(e)
Board” means the Board of Directors of the Company.

(f)
Cause” as a reason for a Participant’s termination of employment shall have the meaning assigned such term in the employment, severance or similar agreement, if any, between such Participant and the Company or an Affiliate, provided, however that if there is no such employment, severance or similar agreement in which such term is defined, and unless otherwise defined in the applicable Award Certificate, “Cause” shall mean any of the following acts by the Participant, as determined in good faith by the Committee or the Board: (i) commission of an act of fraud, embezzlement, misappropriation, or breach of fiduciary duty against the Company or any Affiliate; (ii) commission of a felony involving the business, assets, customers or clients of the Company or any Affiliate, or charge with, indictment for, conviction of, pleading guilty to, confession to, or entering of a plea of nolo contendere by Participant for any other felony or any crime involving fraud, dishonesty, moral turpitude, or a breach of trust; (iii) breach of any written confidentiality, non-compete, non- solicitation or business opportunity covenant contained in any agreement entered into by such Participant with the Company or any Affiliate; (iv) substantial failure to perform duties to the Company or any Affiliate (other than any such failure resulting from the Participant's Disability) after
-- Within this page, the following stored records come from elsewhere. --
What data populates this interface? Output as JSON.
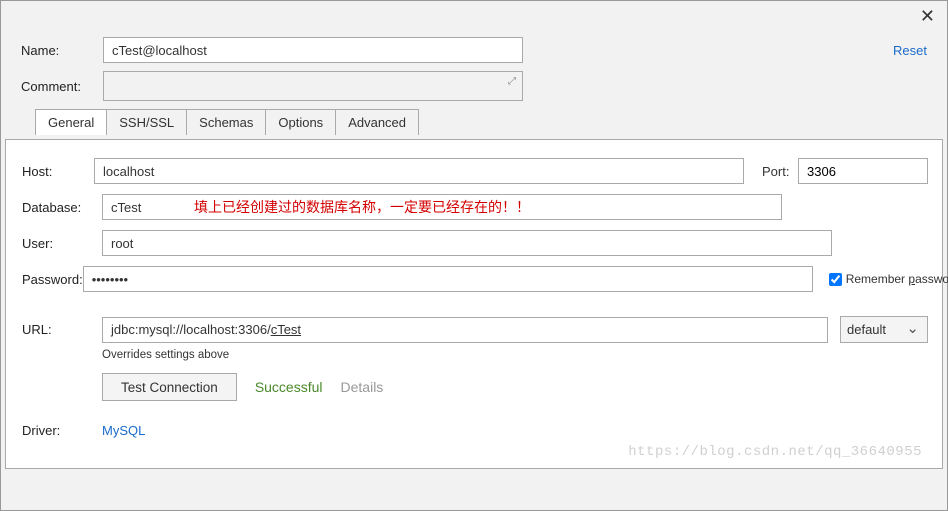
{
  "top": {
    "name_label": "Name:",
    "name_value": "cTest@localhost",
    "comment_label": "Comment:",
    "reset": "Reset"
  },
  "tabs": {
    "general": "General",
    "sshssl": "SSH/SSL",
    "schemas": "Schemas",
    "options": "Options",
    "advanced": "Advanced"
  },
  "form": {
    "host_label": "Host:",
    "host_value": "localhost",
    "port_label": "Port:",
    "port_value": "3306",
    "database_label": "Database:",
    "database_value": "cTest",
    "user_label": "User:",
    "user_value": "root",
    "password_label": "Password:",
    "password_value": "••••••••",
    "remember_label": "Remember password",
    "url_label": "URL:",
    "url_prefix": "jdbc:mysql://localhost:3306/",
    "url_db": "cTest",
    "url_scheme": "default",
    "overrides": "Overrides settings above",
    "test_btn": "Test Connection",
    "successful": "Successful",
    "details": "Details",
    "driver_label": "Driver:",
    "driver_link": "MySQL"
  },
  "annotation": "填上已经创建过的数据库名称，一定要已经存在的！！",
  "watermark": "https://blog.csdn.net/qq_36640955"
}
A-1




written notice and an opportunity to cure (not to exceed 30 days); (v) gross misconduct or gross negligence materially injurious to the Company or any Affiliate; (vi) Participant’s violation of the Company’s or any Affiliate’s policy against harassment, its equal employment opportunity policy, or the Company’s or any Affiliate’s code of business conduct, or a material violation of any other policy or procedure of the Company or any Affiliate.

(g)
Change in Control” means and includes the occurrence of any one of the following events:

(i)